• [Work request] Every record below should be repeated exactly, with the pictures left out.

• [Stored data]
——
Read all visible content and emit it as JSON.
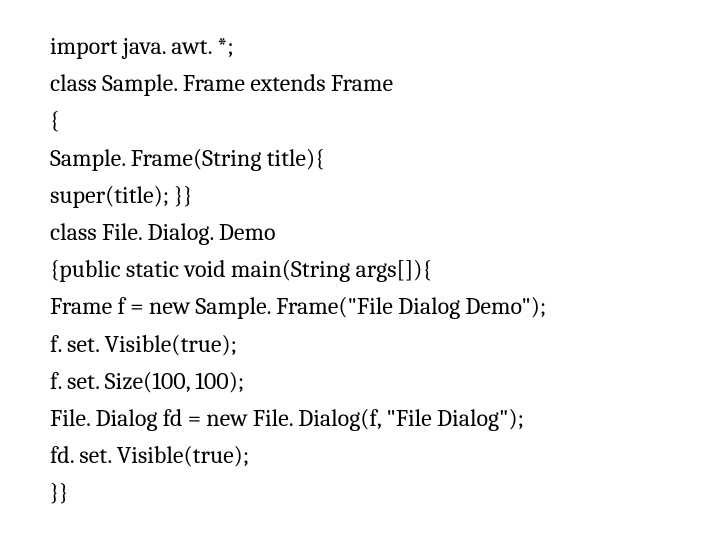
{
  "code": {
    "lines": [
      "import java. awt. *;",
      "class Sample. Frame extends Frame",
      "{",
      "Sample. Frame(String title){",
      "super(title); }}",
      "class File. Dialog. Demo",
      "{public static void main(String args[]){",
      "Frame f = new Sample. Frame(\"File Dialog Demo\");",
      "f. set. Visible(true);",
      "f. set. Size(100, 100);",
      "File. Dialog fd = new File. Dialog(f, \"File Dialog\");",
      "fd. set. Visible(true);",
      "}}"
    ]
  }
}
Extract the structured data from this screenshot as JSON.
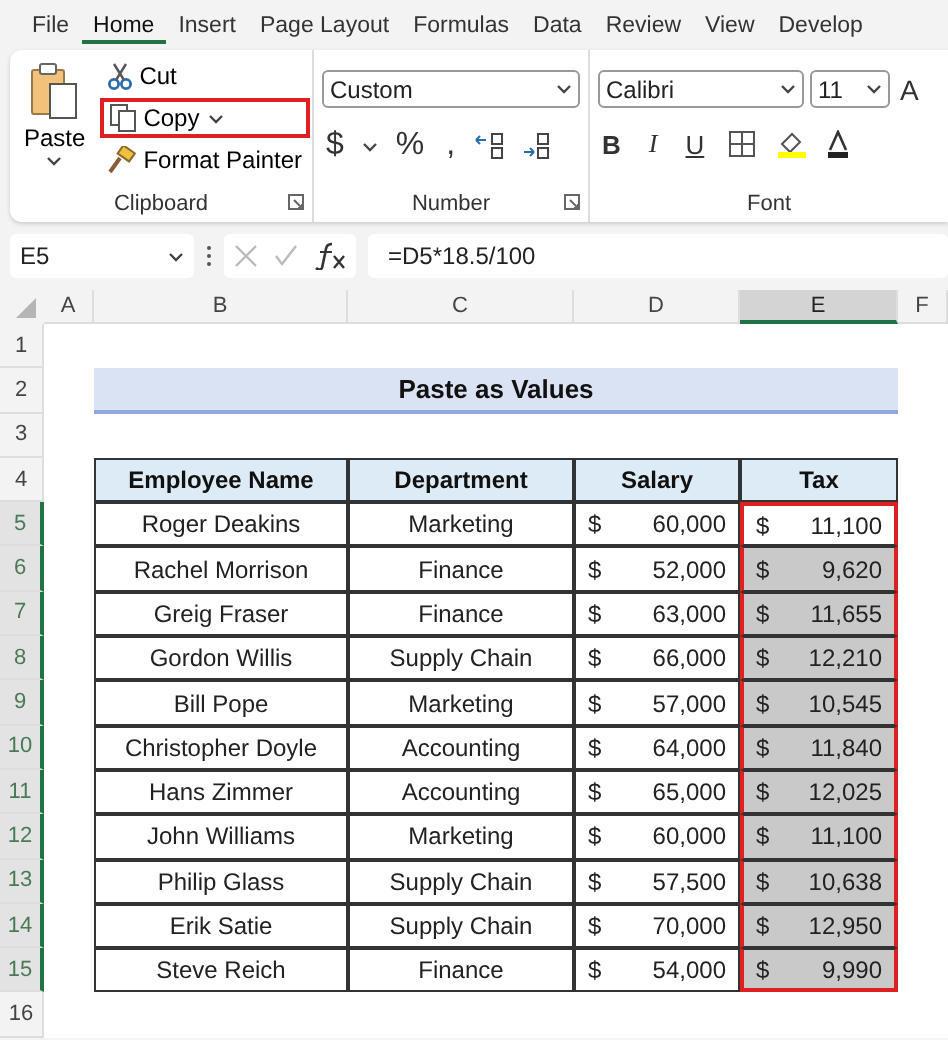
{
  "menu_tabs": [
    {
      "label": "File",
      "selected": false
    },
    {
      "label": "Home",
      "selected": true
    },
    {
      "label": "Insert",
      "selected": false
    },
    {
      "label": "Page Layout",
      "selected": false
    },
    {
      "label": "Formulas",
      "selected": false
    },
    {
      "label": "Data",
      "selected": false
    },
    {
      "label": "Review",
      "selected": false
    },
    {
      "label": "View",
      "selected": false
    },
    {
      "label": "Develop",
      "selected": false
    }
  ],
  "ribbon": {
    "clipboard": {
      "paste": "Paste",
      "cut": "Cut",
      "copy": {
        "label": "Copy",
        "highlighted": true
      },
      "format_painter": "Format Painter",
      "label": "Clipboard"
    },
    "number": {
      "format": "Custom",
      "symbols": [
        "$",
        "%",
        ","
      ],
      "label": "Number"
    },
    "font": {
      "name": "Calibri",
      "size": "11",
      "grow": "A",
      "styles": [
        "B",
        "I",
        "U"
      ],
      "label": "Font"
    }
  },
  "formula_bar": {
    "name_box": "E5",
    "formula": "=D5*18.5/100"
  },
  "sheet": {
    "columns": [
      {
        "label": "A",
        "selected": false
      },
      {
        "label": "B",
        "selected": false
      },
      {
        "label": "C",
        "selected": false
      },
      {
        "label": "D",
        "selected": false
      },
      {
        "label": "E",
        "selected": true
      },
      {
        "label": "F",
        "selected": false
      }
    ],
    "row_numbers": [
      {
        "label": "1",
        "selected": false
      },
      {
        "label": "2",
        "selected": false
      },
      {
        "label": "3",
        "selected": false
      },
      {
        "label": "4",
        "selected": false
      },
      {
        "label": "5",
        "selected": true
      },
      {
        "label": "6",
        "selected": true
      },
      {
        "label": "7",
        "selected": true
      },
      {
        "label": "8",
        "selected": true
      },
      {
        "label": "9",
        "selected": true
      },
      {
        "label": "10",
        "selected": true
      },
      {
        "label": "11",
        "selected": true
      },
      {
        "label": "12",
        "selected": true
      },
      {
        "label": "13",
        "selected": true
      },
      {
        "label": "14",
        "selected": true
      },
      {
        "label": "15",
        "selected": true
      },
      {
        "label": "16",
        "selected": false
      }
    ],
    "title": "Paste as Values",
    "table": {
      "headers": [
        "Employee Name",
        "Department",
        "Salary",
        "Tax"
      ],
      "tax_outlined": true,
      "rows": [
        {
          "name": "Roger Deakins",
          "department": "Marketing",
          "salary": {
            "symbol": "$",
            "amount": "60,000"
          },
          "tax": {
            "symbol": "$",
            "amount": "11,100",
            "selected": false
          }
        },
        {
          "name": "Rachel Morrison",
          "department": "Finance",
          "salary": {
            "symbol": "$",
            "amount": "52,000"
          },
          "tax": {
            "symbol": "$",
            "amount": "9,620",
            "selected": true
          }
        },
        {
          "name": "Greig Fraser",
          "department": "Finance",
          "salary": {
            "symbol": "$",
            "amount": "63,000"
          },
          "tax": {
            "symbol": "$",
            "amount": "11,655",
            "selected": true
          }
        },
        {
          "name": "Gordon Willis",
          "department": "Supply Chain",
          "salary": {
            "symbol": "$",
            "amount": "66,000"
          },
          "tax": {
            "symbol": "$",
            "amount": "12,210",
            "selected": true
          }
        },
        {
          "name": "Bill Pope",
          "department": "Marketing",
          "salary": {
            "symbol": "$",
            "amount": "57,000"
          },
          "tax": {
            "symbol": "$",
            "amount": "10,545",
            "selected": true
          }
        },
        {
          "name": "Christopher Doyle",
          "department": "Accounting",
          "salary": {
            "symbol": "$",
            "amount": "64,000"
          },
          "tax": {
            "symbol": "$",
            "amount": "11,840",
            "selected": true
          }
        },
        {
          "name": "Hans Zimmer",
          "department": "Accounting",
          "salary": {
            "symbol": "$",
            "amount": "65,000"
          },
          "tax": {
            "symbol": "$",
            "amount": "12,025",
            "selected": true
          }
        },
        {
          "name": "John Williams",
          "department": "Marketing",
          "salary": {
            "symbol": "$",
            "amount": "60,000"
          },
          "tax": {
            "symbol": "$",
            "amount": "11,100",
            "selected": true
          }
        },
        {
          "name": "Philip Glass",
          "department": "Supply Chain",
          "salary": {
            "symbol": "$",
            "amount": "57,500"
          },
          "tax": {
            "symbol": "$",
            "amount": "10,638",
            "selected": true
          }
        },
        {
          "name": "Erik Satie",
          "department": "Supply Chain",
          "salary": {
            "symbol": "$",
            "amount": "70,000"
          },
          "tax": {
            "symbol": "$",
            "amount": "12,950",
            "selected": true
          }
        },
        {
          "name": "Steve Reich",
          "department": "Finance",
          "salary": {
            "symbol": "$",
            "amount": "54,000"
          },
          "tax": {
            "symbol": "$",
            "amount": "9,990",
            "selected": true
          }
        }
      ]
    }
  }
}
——
• [Written reply]
Read all visible content and emit it as JSON.
{
  "code": {
    "lines": [
      "import java. awt. *;",
      "class Sample. Frame extends Frame",
      "{",
      "Sample. Frame(String title){",
      "super(title); }}",
      "class File. Dialog. Demo",
      "{public static void main(String args[]){",
      "Frame f = new Sample. Frame(\"File Dialog Demo\");",
      "f. set. Visible(true);",
      "f. set. Size(100, 100);",
      "File. Dialog fd = new File. Dialog(f, \"File Dialog\");",
      "fd. set. Visible(true);",
      "}}"
    ]
  }
}
Extract the structured data from this screenshot as JSON.
{
  "menu_tabs": [
    {
      "label": "File",
      "selected": false
    },
    {
      "label": "Home",
      "selected": true
    },
    {
      "label": "Insert",
      "selected": false
    },
    {
      "label": "Page Layout",
      "selected": false
    },
    {
      "label": "Formulas",
      "selected": false
    },
    {
      "label": "Data",
      "selected": false
    },
    {
      "label": "Review",
      "selected": false
    },
    {
      "label": "View",
      "selected": false
    },
    {
      "label": "Develop",
      "selected": false
    }
  ],
  "ribbon": {
    "clipboard": {
      "paste": "Paste",
      "cut": "Cut",
      "copy": {
        "label": "Copy",
        "highlighted": true
      },
      "format_painter": "Format Painter",
      "label": "Clipboard"
    },
    "number": {
      "format": "Custom",
      "symbols": [
        "$",
        "%",
        ","
      ],
      "label": "Number"
    },
    "font": {
      "name": "Calibri",
      "size": "11",
      "grow": "A",
      "styles": [
        "B",
        "I",
        "U"
      ],
      "label": "Font"
    }
  },
  "formula_bar": {
    "name_box": "E5",
    "formula": "=D5*18.5/100"
  },
  "sheet": {
    "columns": [
      {
        "label": "A",
        "selected": false
      },
      {
        "label": "B",
        "selected": false
      },
      {
        "label": "C",
        "selected": false
      },
      {
        "label": "D",
        "selected": false
      },
      {
        "label": "E",
        "selected": true
      },
      {
        "label": "F",
        "selected": false
      }
    ],
    "row_numbers": [
      {
        "label": "1",
        "selected": false
      },
      {
        "label": "2",
        "selected": false
      },
      {
        "label": "3",
        "selected": false
      },
      {
        "label": "4",
        "selected": false
      },
      {
        "label": "5",
        "selected": true
      },
      {
        "label": "6",
        "selected": true
      },
      {
        "label": "7",
        "selected": true
      },
      {
        "label": "8",
        "selected": true
      },
      {
        "label": "9",
        "selected": true
      },
      {
        "label": "10",
        "selected": true
      },
      {
        "label": "11",
        "selected": true
      },
      {
        "label": "12",
        "selected": true
      },
      {
        "label": "13",
        "selected": true
      },
      {
        "label": "14",
        "selected": true
      },
      {
        "label": "15",
        "selected": true
      },
      {
        "label": "16",
        "selected": false
      }
    ],
    "title": "Paste as Values",
    "table": {
      "headers": [
        "Employee Name",
        "Department",
        "Salary",
        "Tax"
      ],
      "tax_outlined": true,
      "rows": [
        {
          "name": "Roger Deakins",
          "department": "Marketing",
          "salary": {
            "symbol": "$",
            "amount": "60,000"
          },
          "tax": {
            "symbol": "$",
            "amount": "11,100",
            "selected": false
          }
        },
        {
          "name": "Rachel Morrison",
          "department": "Finance",
          "salary": {
            "symbol": "$",
            "amount": "52,000"
          },
          "tax": {
            "symbol": "$",
            "amount": "9,620",
            "selected": true
          }
        },
        {
          "name": "Greig Fraser",
          "department": "Finance",
          "salary": {
            "symbol": "$",
            "amount": "63,000"
          },
          "tax": {
            "symbol": "$",
            "amount": "11,655",
            "selected": true
          }
        },
        {
          "name": "Gordon Willis",
          "department": "Supply Chain",
          "salary": {
            "symbol": "$",
            "amount": "66,000"
          },
          "tax": {
            "symbol": "$",
            "amount": "12,210",
            "selected": true
          }
        },
        {
          "name": "Bill Pope",
          "department": "Marketing",
          "salary": {
            "symbol": "$",
            "amount": "57,000"
          },
          "tax": {
            "symbol": "$",
            "amount": "10,545",
            "selected": true
          }
        },
        {
          "name": "Christopher Doyle",
          "department": "Accounting",
          "salary": {
            "symbol": "$",
            "amount": "64,000"
          },
          "tax": {
            "symbol": "$",
            "amount": "11,840",
            "selected": true
          }
        },
        {
          "name": "Hans Zimmer",
          "department": "Accounting",
          "salary": {
            "symbol": "$",
            "amount": "65,000"
          },
          "tax": {
            "symbol": "$",
            "amount": "12,025",
            "selected": true
          }
        },
        {
          "name": "John Williams",
          "department": "Marketing",
          "salary": {
            "symbol": "$",
            "amount": "60,000"
          },
          "tax": {
            "symbol": "$",
            "amount": "11,100",
            "selected": true
          }
        },
        {
          "name": "Philip Glass",
          "department": "Supply Chain",
          "salary": {
            "symbol": "$",
            "amount": "57,500"
          },
          "tax": {
            "symbol": "$",
            "amount": "10,638",
            "selected": true
          }
        },
        {
          "name": "Erik Satie",
          "department": "Supply Chain",
          "salary": {
            "symbol": "$",
            "amount": "70,000"
          },
          "tax": {
            "symbol": "$",
            "amount": "12,950",
            "selected": true
          }
        },
        {
          "name": "Steve Reich",
          "department": "Finance",
          "salary": {
            "symbol": "$",
            "amount": "54,000"
          },
          "tax": {
            "symbol": "$",
            "amount": "9,990",
            "selected": true
          }
        }
      ]
    }
  }
}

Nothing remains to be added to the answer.